I think it all started in 2016, the year when all the good celebrities died, and Morrisey kept living. Worse, Donald Trump happened; Brexit happened; climate change started to be called “the climate crisis”; migration started to be called “the migrant crisis”; really after “Blackstar” it was a just slow glissando into cultural and moral hell.

We also seem to agree that we are, as the Dawes song has it, ‘living in the future.’ People like Elon Musk are designing things that are meant to look the way the future looked in 80s films. His armored truck that got defeated by a pebble at the launch event a few months ago looks like a bit of the scenery from Robocop. Only more flimsy.

Small wonder everyone is miserable: the world has taken on the aspect of a dystopian future-hell just as a deadly pandemic makes us aware that there is no longer any such thing as “the future.” Because we’re all about to die. As David Mitchell says in his new essay collection Dishonesty is the Second Best Policy, ‘in the fast-moving world of tomorrow that we’re living in today, the historians of the future will need to start work by yesterday.’

Even Dishonesty is the Second Best Policy is a line from an old George Carlin routine.

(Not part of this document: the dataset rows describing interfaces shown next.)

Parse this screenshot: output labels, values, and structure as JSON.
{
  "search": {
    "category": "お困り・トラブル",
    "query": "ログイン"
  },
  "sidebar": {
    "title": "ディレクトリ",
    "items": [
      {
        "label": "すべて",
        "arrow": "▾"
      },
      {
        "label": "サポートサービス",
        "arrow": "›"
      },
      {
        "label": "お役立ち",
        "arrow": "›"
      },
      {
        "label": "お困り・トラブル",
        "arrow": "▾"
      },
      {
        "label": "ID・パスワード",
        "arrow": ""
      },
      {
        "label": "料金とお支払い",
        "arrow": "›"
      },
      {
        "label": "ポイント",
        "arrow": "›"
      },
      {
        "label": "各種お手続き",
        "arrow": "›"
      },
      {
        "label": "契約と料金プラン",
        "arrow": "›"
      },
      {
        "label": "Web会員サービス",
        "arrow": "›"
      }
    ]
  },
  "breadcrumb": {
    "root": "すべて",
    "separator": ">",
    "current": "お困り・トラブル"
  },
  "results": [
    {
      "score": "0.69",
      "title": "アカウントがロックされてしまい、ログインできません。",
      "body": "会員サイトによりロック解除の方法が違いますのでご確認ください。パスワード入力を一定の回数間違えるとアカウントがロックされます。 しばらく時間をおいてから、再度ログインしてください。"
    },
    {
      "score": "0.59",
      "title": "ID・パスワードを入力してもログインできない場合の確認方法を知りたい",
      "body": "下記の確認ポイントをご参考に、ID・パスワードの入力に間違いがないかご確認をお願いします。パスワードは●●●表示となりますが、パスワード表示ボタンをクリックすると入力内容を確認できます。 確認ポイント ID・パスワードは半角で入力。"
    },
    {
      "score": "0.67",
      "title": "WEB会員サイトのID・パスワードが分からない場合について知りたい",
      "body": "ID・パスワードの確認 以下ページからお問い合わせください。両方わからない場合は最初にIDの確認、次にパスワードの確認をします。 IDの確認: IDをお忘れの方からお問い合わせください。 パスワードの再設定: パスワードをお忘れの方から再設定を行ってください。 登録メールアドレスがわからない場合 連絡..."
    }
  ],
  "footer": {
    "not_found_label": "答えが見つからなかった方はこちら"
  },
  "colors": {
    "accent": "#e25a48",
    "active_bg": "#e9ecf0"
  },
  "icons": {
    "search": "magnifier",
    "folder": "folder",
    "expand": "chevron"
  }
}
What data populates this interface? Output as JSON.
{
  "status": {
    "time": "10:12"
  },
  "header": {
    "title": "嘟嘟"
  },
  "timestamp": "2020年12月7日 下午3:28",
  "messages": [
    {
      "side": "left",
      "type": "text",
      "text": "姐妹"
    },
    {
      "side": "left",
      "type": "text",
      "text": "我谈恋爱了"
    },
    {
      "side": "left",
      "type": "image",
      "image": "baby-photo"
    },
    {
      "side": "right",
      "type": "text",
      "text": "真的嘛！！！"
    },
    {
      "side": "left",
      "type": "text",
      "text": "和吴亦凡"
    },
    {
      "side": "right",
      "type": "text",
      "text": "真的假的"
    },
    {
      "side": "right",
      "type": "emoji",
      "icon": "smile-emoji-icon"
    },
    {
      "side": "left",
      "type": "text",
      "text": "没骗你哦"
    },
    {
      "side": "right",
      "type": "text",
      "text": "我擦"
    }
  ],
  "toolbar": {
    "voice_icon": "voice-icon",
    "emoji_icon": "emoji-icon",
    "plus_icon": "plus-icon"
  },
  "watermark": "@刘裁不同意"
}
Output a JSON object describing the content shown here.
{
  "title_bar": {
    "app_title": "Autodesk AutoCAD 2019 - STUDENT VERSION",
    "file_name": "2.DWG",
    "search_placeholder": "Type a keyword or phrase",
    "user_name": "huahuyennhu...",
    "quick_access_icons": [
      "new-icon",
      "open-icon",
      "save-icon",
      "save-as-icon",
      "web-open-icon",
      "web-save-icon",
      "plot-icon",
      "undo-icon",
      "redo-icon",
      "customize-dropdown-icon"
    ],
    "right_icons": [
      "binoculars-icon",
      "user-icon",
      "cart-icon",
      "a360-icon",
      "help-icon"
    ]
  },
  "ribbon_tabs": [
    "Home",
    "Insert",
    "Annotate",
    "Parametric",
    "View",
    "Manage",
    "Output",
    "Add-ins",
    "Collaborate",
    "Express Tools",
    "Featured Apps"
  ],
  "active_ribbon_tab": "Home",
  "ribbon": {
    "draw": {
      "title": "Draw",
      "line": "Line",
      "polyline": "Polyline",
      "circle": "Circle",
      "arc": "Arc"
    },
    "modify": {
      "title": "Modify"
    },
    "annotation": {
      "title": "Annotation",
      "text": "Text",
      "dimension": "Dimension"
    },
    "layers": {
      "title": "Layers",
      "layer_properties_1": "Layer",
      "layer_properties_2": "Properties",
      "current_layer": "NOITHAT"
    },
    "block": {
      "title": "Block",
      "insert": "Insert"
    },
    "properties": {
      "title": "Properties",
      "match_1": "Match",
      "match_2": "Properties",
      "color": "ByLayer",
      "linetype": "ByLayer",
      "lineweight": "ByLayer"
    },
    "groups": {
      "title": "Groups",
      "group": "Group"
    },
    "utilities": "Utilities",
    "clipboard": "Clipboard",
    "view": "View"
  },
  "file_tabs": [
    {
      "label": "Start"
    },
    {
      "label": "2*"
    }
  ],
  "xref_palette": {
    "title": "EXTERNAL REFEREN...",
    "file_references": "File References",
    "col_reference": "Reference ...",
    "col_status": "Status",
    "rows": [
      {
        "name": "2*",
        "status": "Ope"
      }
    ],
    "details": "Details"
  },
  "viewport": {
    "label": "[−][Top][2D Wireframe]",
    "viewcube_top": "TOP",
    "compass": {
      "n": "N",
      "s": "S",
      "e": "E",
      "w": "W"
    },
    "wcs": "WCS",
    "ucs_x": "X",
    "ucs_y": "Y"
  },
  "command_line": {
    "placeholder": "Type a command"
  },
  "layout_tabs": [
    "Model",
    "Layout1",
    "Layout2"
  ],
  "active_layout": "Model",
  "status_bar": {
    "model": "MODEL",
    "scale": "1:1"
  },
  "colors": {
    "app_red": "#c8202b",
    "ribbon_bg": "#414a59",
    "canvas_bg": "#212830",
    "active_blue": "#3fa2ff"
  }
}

As in waste disposal, so in art. Sustainability demands that all new products must contain a quotient of recycled material, and we can’t keep mass-producing new punchlines when there are plenty of old ones lying around. This essay originally appeared in the November 1987 edition of Horse and Rider, for example. But I don’t want to hate on David Mitchell’s book; it’s superb. And in the forthcoming quarantine, it will be the only thing that keeps me sane.

Dishonesty is the Second-Best Policy
(UK: Guardian Faber Publishing, 2019)
Hardback, pp. 272